Social Development Minister Paula Bennett says she is hearing stories of youth payment cards being misused, including food and batteries being purchased then sold on for cash.
The Youth Service Payment card is being rolled out by the Government for 16- and 17-year-old beneficiaries and some teenage parents.
The card is loaded with $50 a week which can be used to pay for food and other items, but not alcohol or cigarettes. It requires a PIN number and a signature for verification.
Mrs Bennett says she has been told by retailers and others in the community that people using the cards have been selling on food or batteries.
"People buy 10 cooked chickens and then go and sell them in the carpark. I can't stop what individuals do. All I can do is try and put the right security around it."

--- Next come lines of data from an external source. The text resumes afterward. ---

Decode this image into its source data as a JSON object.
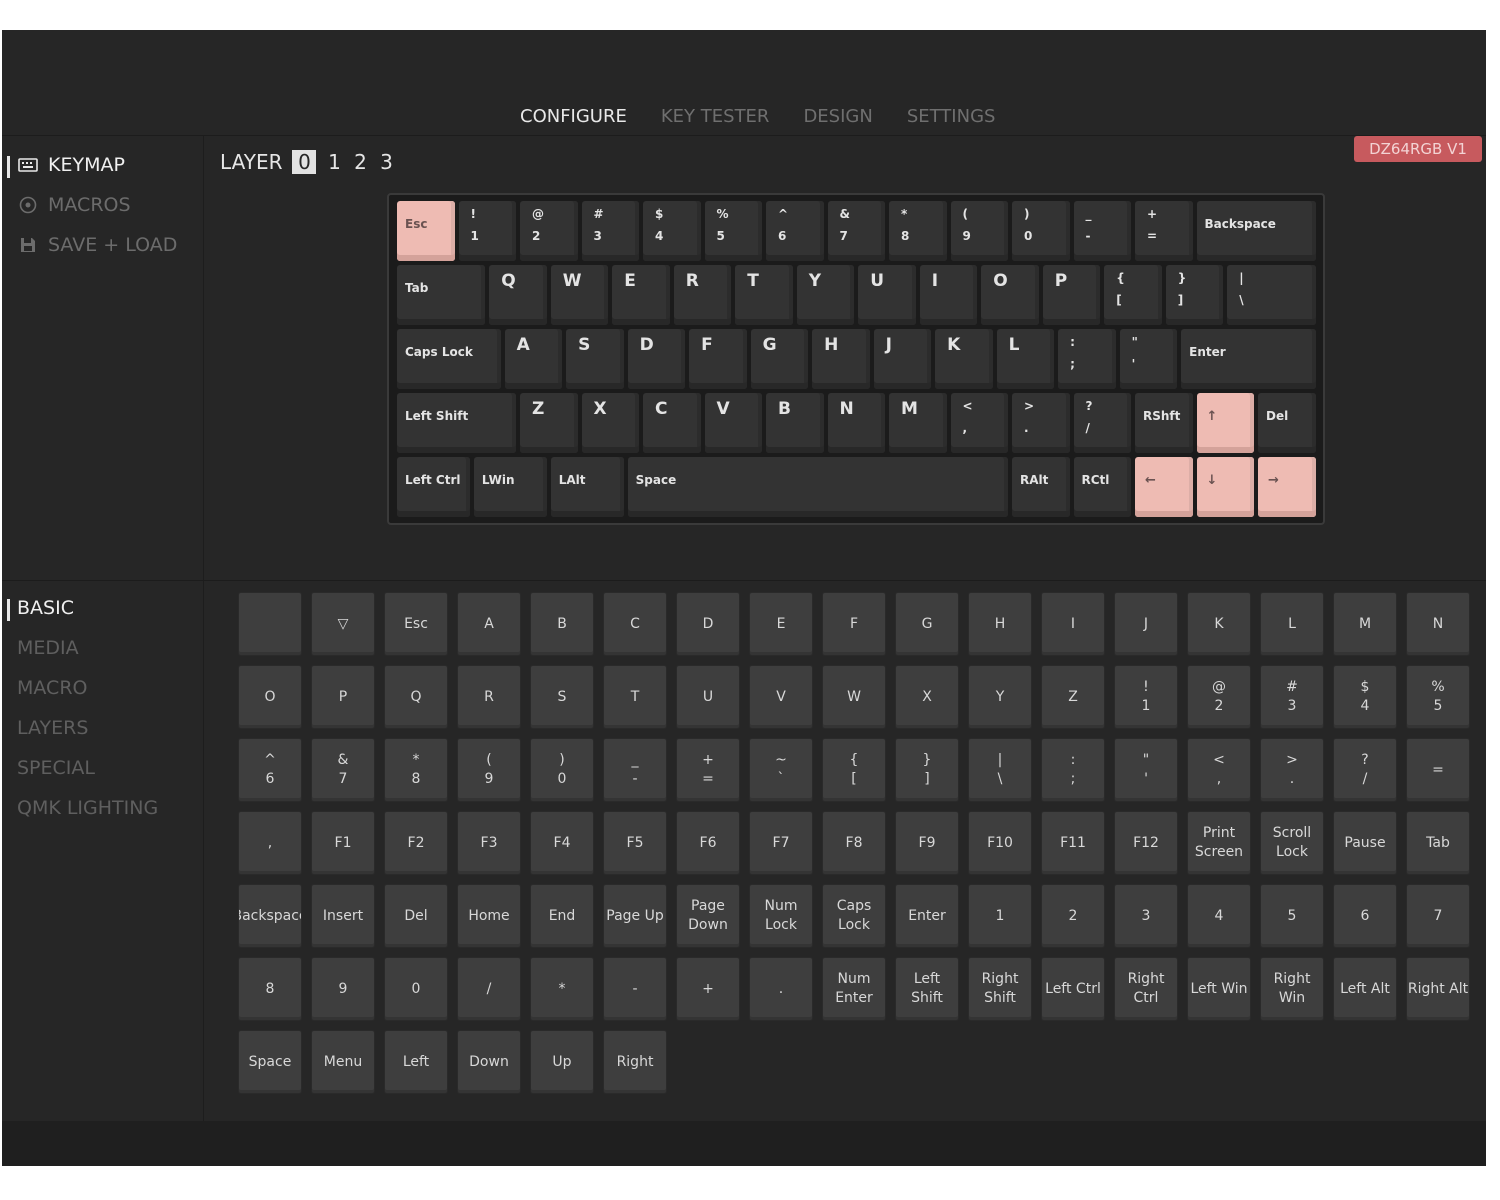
{
  "nav": {
    "tabs": [
      {
        "label": "CONFIGURE",
        "active": true
      },
      {
        "label": "KEY TESTER",
        "active": false
      },
      {
        "label": "DESIGN",
        "active": false
      },
      {
        "label": "SETTINGS",
        "active": false
      }
    ]
  },
  "sidebar_top": {
    "items": [
      {
        "label": "KEYMAP",
        "icon": "keyboard-icon",
        "active": true
      },
      {
        "label": "MACROS",
        "icon": "target-icon",
        "active": false
      },
      {
        "label": "SAVE + LOAD",
        "icon": "floppy-disk-icon",
        "active": false
      }
    ]
  },
  "layers": {
    "label": "LAYER",
    "items": [
      {
        "label": "0",
        "active": true
      },
      {
        "label": "1",
        "active": false
      },
      {
        "label": "2",
        "active": false
      },
      {
        "label": "3",
        "active": false
      }
    ]
  },
  "device": {
    "name": "DZ64RGB V1"
  },
  "keyboard": {
    "rows": [
      [
        {
          "label": "Esc",
          "accent": true
        },
        {
          "top": "!",
          "bottom": "1"
        },
        {
          "top": "@",
          "bottom": "2"
        },
        {
          "top": "#",
          "bottom": "3"
        },
        {
          "top": "$",
          "bottom": "4"
        },
        {
          "top": "%",
          "bottom": "5"
        },
        {
          "top": "^",
          "bottom": "6"
        },
        {
          "top": "&",
          "bottom": "7"
        },
        {
          "top": "*",
          "bottom": "8"
        },
        {
          "top": "(",
          "bottom": "9"
        },
        {
          "top": ")",
          "bottom": "0"
        },
        {
          "top": "_",
          "bottom": "-"
        },
        {
          "top": "+",
          "bottom": "="
        },
        {
          "label": "Backspace"
        }
      ],
      [
        {
          "label": "Tab"
        },
        {
          "big": "Q"
        },
        {
          "big": "W"
        },
        {
          "big": "E"
        },
        {
          "big": "R"
        },
        {
          "big": "T"
        },
        {
          "big": "Y"
        },
        {
          "big": "U"
        },
        {
          "big": "I"
        },
        {
          "big": "O"
        },
        {
          "big": "P"
        },
        {
          "top": "{",
          "bottom": "["
        },
        {
          "top": "}",
          "bottom": "]"
        },
        {
          "top": "|",
          "bottom": "\\"
        }
      ],
      [
        {
          "label": "Caps Lock"
        },
        {
          "big": "A"
        },
        {
          "big": "S"
        },
        {
          "big": "D"
        },
        {
          "big": "F"
        },
        {
          "big": "G"
        },
        {
          "big": "H"
        },
        {
          "big": "J"
        },
        {
          "big": "K"
        },
        {
          "big": "L"
        },
        {
          "top": ":",
          "bottom": ";"
        },
        {
          "top": "\"",
          "bottom": "'"
        },
        {
          "label": "Enter"
        }
      ],
      [
        {
          "label": "Left Shift"
        },
        {
          "big": "Z"
        },
        {
          "big": "X"
        },
        {
          "big": "C"
        },
        {
          "big": "V"
        },
        {
          "big": "B"
        },
        {
          "big": "N"
        },
        {
          "big": "M"
        },
        {
          "top": "<",
          "bottom": ","
        },
        {
          "top": ">",
          "bottom": "."
        },
        {
          "top": "?",
          "bottom": "/"
        },
        {
          "label": "RShft"
        },
        {
          "arrow": "↑",
          "accent": true
        },
        {
          "label": "Del"
        }
      ],
      [
        {
          "label": "Left Ctrl"
        },
        {
          "label": "LWin"
        },
        {
          "label": "LAlt"
        },
        {
          "label": "Space"
        },
        {
          "label": "RAlt"
        },
        {
          "label": "RCtl"
        },
        {
          "arrow": "←",
          "accent": true
        },
        {
          "arrow": "↓",
          "accent": true
        },
        {
          "arrow": "→",
          "accent": true
        }
      ]
    ]
  },
  "sidebar_bottom": {
    "items": [
      {
        "label": "BASIC",
        "active": true
      },
      {
        "label": "MEDIA",
        "active": false
      },
      {
        "label": "MACRO",
        "active": false
      },
      {
        "label": "LAYERS",
        "active": false
      },
      {
        "label": "SPECIAL",
        "active": false
      },
      {
        "label": "QMK LIGHTING",
        "active": false
      }
    ]
  },
  "keycodes": [
    "",
    "▽",
    "Esc",
    "A",
    "B",
    "C",
    "D",
    "E",
    "F",
    "G",
    "H",
    "I",
    "J",
    "K",
    "L",
    "M",
    "N",
    "O",
    "P",
    "Q",
    "R",
    "S",
    "T",
    "U",
    "V",
    "W",
    "X",
    "Y",
    "Z",
    "!\n1",
    "@\n2",
    "#\n3",
    "$\n4",
    "%\n5",
    "^\n6",
    "&\n7",
    "*\n8",
    "(\n9",
    ")\n0",
    "_\n-",
    "+\n=",
    "~\n`",
    "{\n[",
    "}\n]",
    "|\n\\",
    ":\n;",
    "\"\n'",
    "<\n,",
    ">\n.",
    "?\n/",
    "=",
    ",",
    "F1",
    "F2",
    "F3",
    "F4",
    "F5",
    "F6",
    "F7",
    "F8",
    "F9",
    "F10",
    "F11",
    "F12",
    "Print\nScreen",
    "Scroll\nLock",
    "Pause",
    "Tab",
    "Backspace",
    "Insert",
    "Del",
    "Home",
    "End",
    "Page Up",
    "Page\nDown",
    "Num\nLock",
    "Caps\nLock",
    "Enter",
    "1",
    "2",
    "3",
    "4",
    "5",
    "6",
    "7",
    "8",
    "9",
    "0",
    "/",
    "*",
    "-",
    "+",
    ".",
    "Num\nEnter",
    "Left\nShift",
    "Right\nShift",
    "Left Ctrl",
    "Right\nCtrl",
    "Left Win",
    "Right\nWin",
    "Left Alt",
    "Right Alt",
    "Space",
    "Menu",
    "Left",
    "Down",
    "Up",
    "Right"
  ],
  "colors": {
    "accent_key": "#eebbb3",
    "badge": "#c75a5e",
    "background": "#262626"
  }
}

Security and banking experts say those security measures are too weak and could lead to fraud.
David Tripe of Massey University's finance, banking and property centre says signatures are hardly ever checked and can be forged.
However, the minister says she has been assured by Work and Income that having a verified signature to access the funds is best practice.
Mrs Bennett says the cards are as secure as a credit card, but is expecting a full briefing from Work and Income this week.